Tangled was last year's Frozen in our household, even though Stacey was just 3. It was one of her first movies, and she fell in love with Rapunzel, just like all the other little girls that saw it. It didn't seem to have quite the marketing power behind it like Frozen does this year, but it is a total delight to watch. [Related: Did you hear the theory that these Disney movies are in cahoots? That sure does look like Rapunzel's haircut!] [Also related: Why does everything circle back to Frozen for me these days??]
Anyway, when Stacey turned four last June, I had been baking cakes semi-seriously for a couple years at that point, and I was feeling ready to tackle something pretty big for her birthday. Four is still a bit early to be forming long-term memories, but I felt like a big, fun cake might start to build the foundation for the memories yet to be created in her childhood and beyond.
I have a flashbulb memory about a cake that my mom made when I was little (and thanks to Psych 101, I also have a flashbulb memory of learning about flashbulb memory). Since my brother and I share summer birthdays, my mom had the brilliant idea one year for us to have a shared birthday party. We must have been turning 6 and 8, or right around that age. I don't remember being terribly thrilled about sharing a birthday party with my brother, but I do remember understanding that a shared birthday party meant a bigger, better party than I ever would have gotten on my own.

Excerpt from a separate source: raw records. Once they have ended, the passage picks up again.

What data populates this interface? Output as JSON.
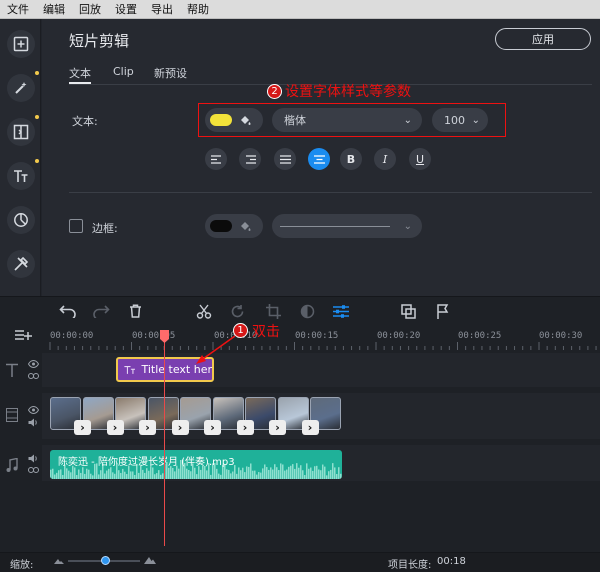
{
  "menu": [
    "文件",
    "编辑",
    "回放",
    "设置",
    "导出",
    "帮助"
  ],
  "sidebar": {
    "items": [
      {
        "name": "import",
        "icon": "add-file-icon",
        "dot": false
      },
      {
        "name": "filters",
        "icon": "magic-wand-icon",
        "dot": true
      },
      {
        "name": "transitions",
        "icon": "transition-icon",
        "dot": true
      },
      {
        "name": "titles",
        "icon": "text-icon",
        "dot": true
      },
      {
        "name": "stickers",
        "icon": "pie-icon",
        "dot": false
      },
      {
        "name": "tools",
        "icon": "tools-icon",
        "dot": false
      }
    ]
  },
  "editor": {
    "title": "短片剪辑",
    "apply_label": "应用",
    "tabs": [
      "文本",
      "Clip",
      "新预设"
    ],
    "active_tab": "文本",
    "text_label": "文本:",
    "text_color": "#f2e23a",
    "font_name": "楷体",
    "font_size": "100",
    "format_buttons": [
      "left-align",
      "right-align",
      "justify",
      "center-align",
      "B",
      "I",
      "U"
    ],
    "format_glyphs": {
      "bold": "B",
      "italic": "I",
      "underline": "U"
    },
    "border_label": "边框:",
    "border_color": "#0b0b0b"
  },
  "annotations": {
    "step2_number": "2",
    "step2_text": "设置字体样式等参数",
    "step1_number": "1",
    "step1_text": "双击"
  },
  "timeline": {
    "ruler": [
      "00:00:00",
      "00:00:05",
      "00:00:10",
      "00:00:15",
      "00:00:20",
      "00:00:25",
      "00:00:30"
    ],
    "title_clip_label": "Title text her",
    "audio_clip_label": "陈奕迅 - 陪你度过漫长岁月 (伴奏).mp3",
    "accent": "#1fb199",
    "title_clip_color": "#7a3fb0"
  },
  "status": {
    "zoom_label": "缩放:",
    "zoom_value": 0.52,
    "project_length_label": "项目长度:",
    "project_length": "00:18"
  }
}
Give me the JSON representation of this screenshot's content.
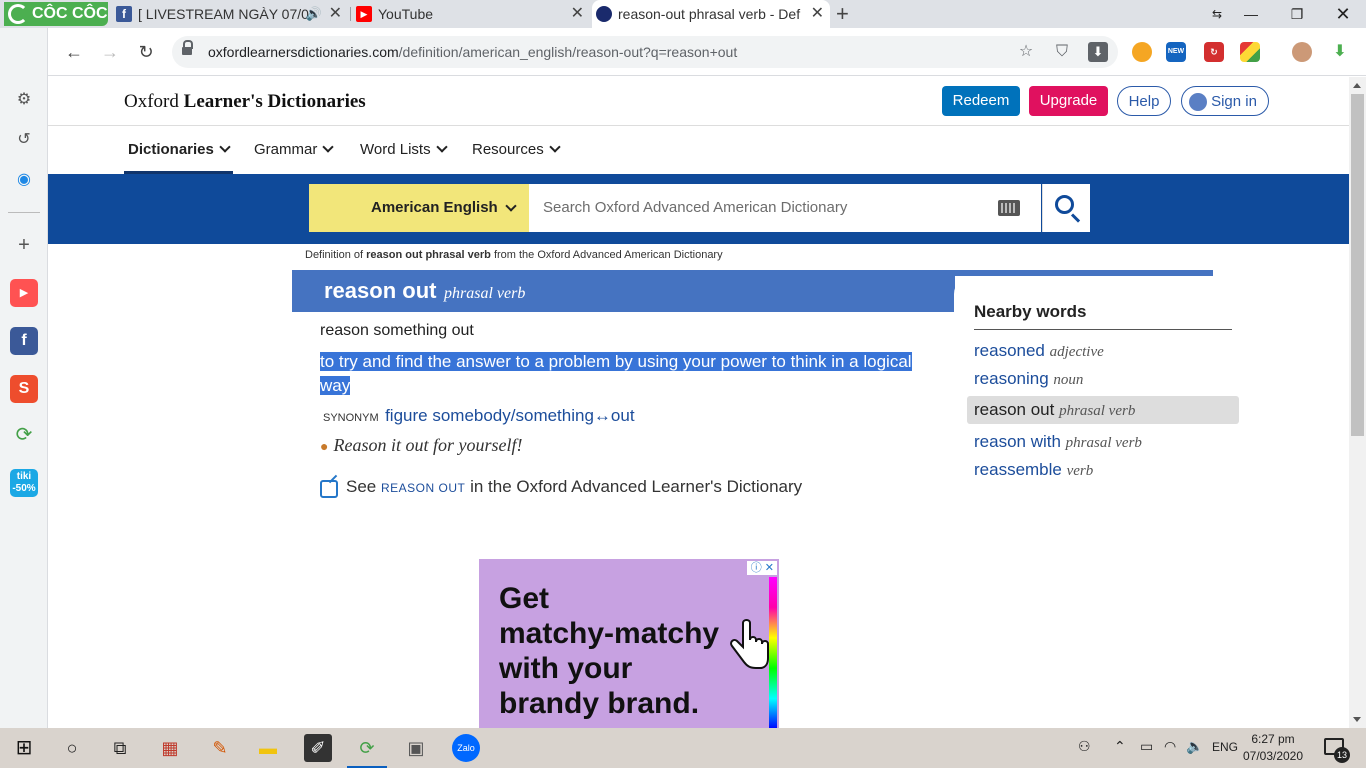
{
  "browser": {
    "brand": "CÔC CÔC",
    "tabs": [
      {
        "title": "[ LIVESTREAM NGÀY 07/0",
        "favicon": "facebook-icon"
      },
      {
        "title": "YouTube",
        "favicon": "youtube-icon"
      },
      {
        "title": "reason-out phrasal verb - Def",
        "favicon": "oxford-icon"
      }
    ],
    "url_domain": "oxfordlearnersdictionaries.com",
    "url_path": "/definition/american_english/reason-out?q=reason+out"
  },
  "site": {
    "logo_regular": "Oxford",
    "logo_bold": "Learner's Dictionaries",
    "buttons": {
      "redeem": "Redeem",
      "upgrade": "Upgrade",
      "help": "Help",
      "signin": "Sign in"
    },
    "menu": [
      "Dictionaries",
      "Grammar",
      "Word Lists",
      "Resources"
    ]
  },
  "search": {
    "dictionary": "American English",
    "placeholder": "Search Oxford Advanced American Dictionary"
  },
  "breadcrumb": {
    "prefix": "Definition of",
    "term": "reason out phrasal verb",
    "suffix": "from the Oxford Advanced American Dictionary"
  },
  "entry": {
    "headword": "reason out",
    "pos": "phrasal verb",
    "phrase": "reason something out",
    "definition_line1": "to try and find the answer to a problem by using your power to think in a logical",
    "definition_line2": "way",
    "synonym_label": "SYNONYM",
    "synonym": "figure somebody/something↔out",
    "example": "Reason it out for yourself!",
    "see_prefix": "See",
    "see_term": "REASON OUT",
    "see_suffix": "in the Oxford Advanced Learner's Dictionary"
  },
  "nearby": {
    "title": "Nearby words",
    "words": [
      {
        "word": "reasoned",
        "pos": "adjective"
      },
      {
        "word": "reasoning",
        "pos": "noun"
      },
      {
        "word": "reason out",
        "pos": "phrasal verb"
      },
      {
        "word": "reason with",
        "pos": "phrasal verb"
      },
      {
        "word": "reassemble",
        "pos": "verb"
      }
    ]
  },
  "ad": {
    "line1": "Get",
    "line2": "matchy-matchy",
    "line3": "with your",
    "line4": "brandy brand."
  },
  "taskbar": {
    "language": "ENG",
    "time": "6:27 pm",
    "date": "07/03/2020",
    "notifications": "13"
  },
  "sidebar": {
    "tiki_label": "tiki",
    "tiki_discount": "-50%"
  }
}
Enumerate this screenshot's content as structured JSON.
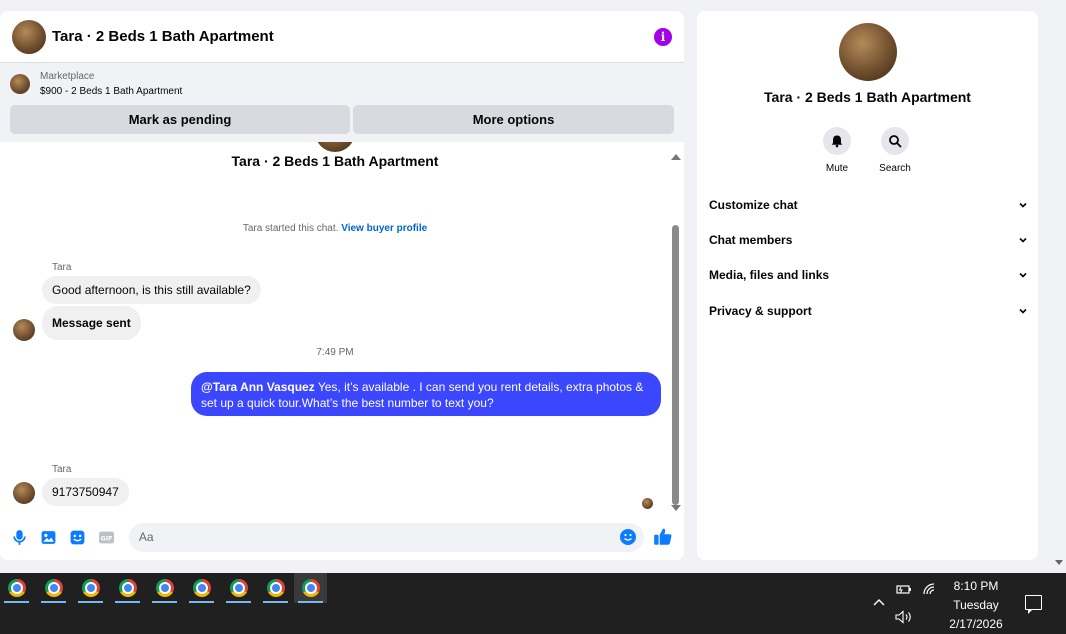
{
  "chat": {
    "header_title": "Tara · 2 Beds 1 Bath Apartment",
    "marketplace_label": "Marketplace",
    "listing": "$900 - 2 Beds 1 Bath Apartment",
    "mark_pending": "Mark as pending",
    "more_options": "More options"
  },
  "thread": {
    "title": "Tara · 2 Beds 1 Bath Apartment",
    "started_text": "Tara started this chat.",
    "view_profile": "View buyer profile",
    "messages": [
      {
        "sender": "Tara",
        "text": "Good afternoon, is this still available?"
      },
      {
        "text": "Message sent"
      },
      {
        "timestamp": "7:49 PM"
      },
      {
        "mention": "@Tara Ann Vasquez",
        "text": " Yes, it’s available .  I can send you rent details, extra photos & set up a quick tour.What’s the best number to text you?"
      },
      {
        "sender": "Tara",
        "text": "9173750947"
      }
    ]
  },
  "composer": {
    "placeholder": "Aa",
    "icons": [
      "microphone-icon",
      "image-icon",
      "sticker-icon",
      "gif-icon",
      "emoji-icon",
      "thumbs-up-icon"
    ]
  },
  "info_panel": {
    "title": "Tara · 2 Beds 1 Bath Apartment",
    "mute_label": "Mute",
    "search_label": "Search",
    "sections": [
      "Customize chat",
      "Chat members",
      "Media, files and links",
      "Privacy & support"
    ]
  },
  "taskbar": {
    "app_count": 9,
    "time": "8:10 PM",
    "day": "Tuesday",
    "date": "2/17/2026"
  },
  "colors": {
    "accent": "#0064d1",
    "outgoing_bubble": "#3b46ff",
    "info_icon": "#a400e8"
  }
}
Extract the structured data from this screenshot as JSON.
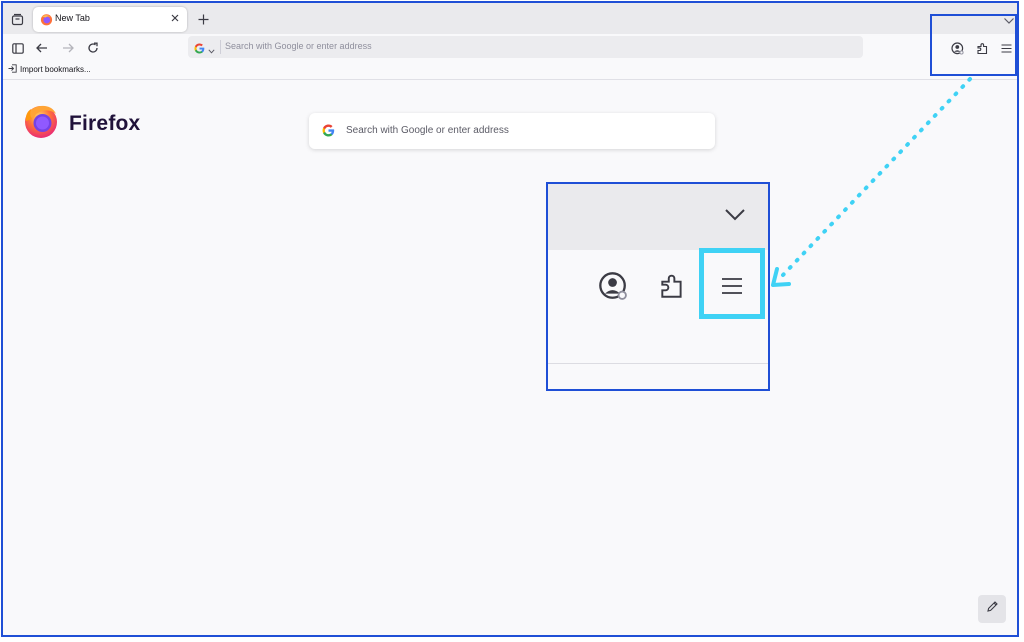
{
  "tab": {
    "title": "New Tab"
  },
  "urlbar": {
    "placeholder": "Search with Google or enter address"
  },
  "bookmarks": {
    "import_label": "Import bookmarks..."
  },
  "content": {
    "brand_name": "Firefox",
    "search_placeholder": "Search with Google or enter address"
  },
  "colors": {
    "annotation_box": "#1f4fd6",
    "annotation_highlight": "#3fd2f5",
    "arrow": "#3fd2f5",
    "tabstrip_bg": "#eaeaed",
    "page_bg": "#f9f9fb"
  },
  "icons": {
    "tab_overview": "tab-overview-icon",
    "favicon": "firefox-favicon-icon",
    "close": "close-icon",
    "new_tab": "plus-icon",
    "sidebar": "sidebar-icon",
    "back": "back-arrow-icon",
    "forward": "forward-arrow-icon",
    "reload": "reload-icon",
    "search_engine": "google-icon",
    "account": "account-icon",
    "extensions": "puzzle-icon",
    "menu": "hamburger-menu-icon",
    "import": "import-icon",
    "edit": "pencil-icon"
  }
}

This party was at a skating rink in San Antonio, where we lived at the time. It was the early 80s, the heyday of roller rinks. This was a Big Deal to me.
And the cake. Oh, the glorious cake. Our mom made us an alligator cake, cut out of rectangular sheet cakes, piped with millions of tiny green stars with what must have been Wilton's 16 star tip. And he had candy corn teeth. I wanted those teeth most of all, but I don't think I got a piece with those candy corn teeth.
I wish I had a picture of that cake. I wonder what it would look like in comparison with the picture in my memory.
But back to where I was going with this, don't we all have memories and pictures of ourselves with our cakes? Pictures of our tiny, adorable toddler selves with our earliest birthday cakes, pictures of our painfully awkward teenage selves with our first boy-girl birthday cakes, pictures of our (nearly) grown-up selves with our wedding cakes, pictures of our gracefully aging selves with all those birthday cakes that span the decades of our lives?
Cakes help us mark our milestones. And cakes that are made and served with love are the best kind of cakes in the world.
I truly adore making cakes for friends and family, and I feel strangely honored and humbled when one of my cakes gets to be a part of a special celebration, because I feel like the cake is an integral, intimate piece of the day. I have always felt like this, even before I started this semi-serious baking hobby.
Before Jennifer Julie Cakes existed, my cakes (like so many people's) were simple Duncan Hines affairs, straight from a box mix and a can of whipped frosting.
I remember baking Stacey's 1st birthday cake ON her birthday. It was a Friday night, and we had invited Andrew's folks to dinner to celebrate her birthday (or, in my mind, to celebrate our new little family surviving that first year). I hadn't had the wherewithal to bake ahead of time, so after a stressful Friday at work, we rolled into the house at 6pm, and I threw a Duncan Hines cake in the oven.
But even though it was late, and even though I had company waiting, I was bound and determined to bake her first birthday cake. I wasn't about to give up that privilege just because I had had a long week.
I barely had time to let the cake cool before it was time to eat, so I plastered on a can of frosting (and sadly watched it melt around the sides of a cake still warm from the oven), and scribbled on Happy Birthday with one of those gel icing tubes. Look at that blobby B from where there was a bubble in the icing tube!
But after I pulled myself together, that's when the magic took over.
As it turns out, it didn't matter.
It was my girl's first birthday, and she was having her first taste of cake. Cake that I had made. We had all survived that first year, and we were all going to be just fine.
For her second birthday, Stacey requested a pink piggy cake. Here he his, with his little ear falling off and being supported by toothpicks:
Some of us sew our kids Halloween costumes. Some of us read favorite books ad nauseam. Some of us spring for live princess actresses to come to our kids' birthday parties. Some of us build our kids treehouses. Some of us hand-paint furniture for our kids' rooms. Some of us pick the nicest present we can afford. And some of us make our kids cakes.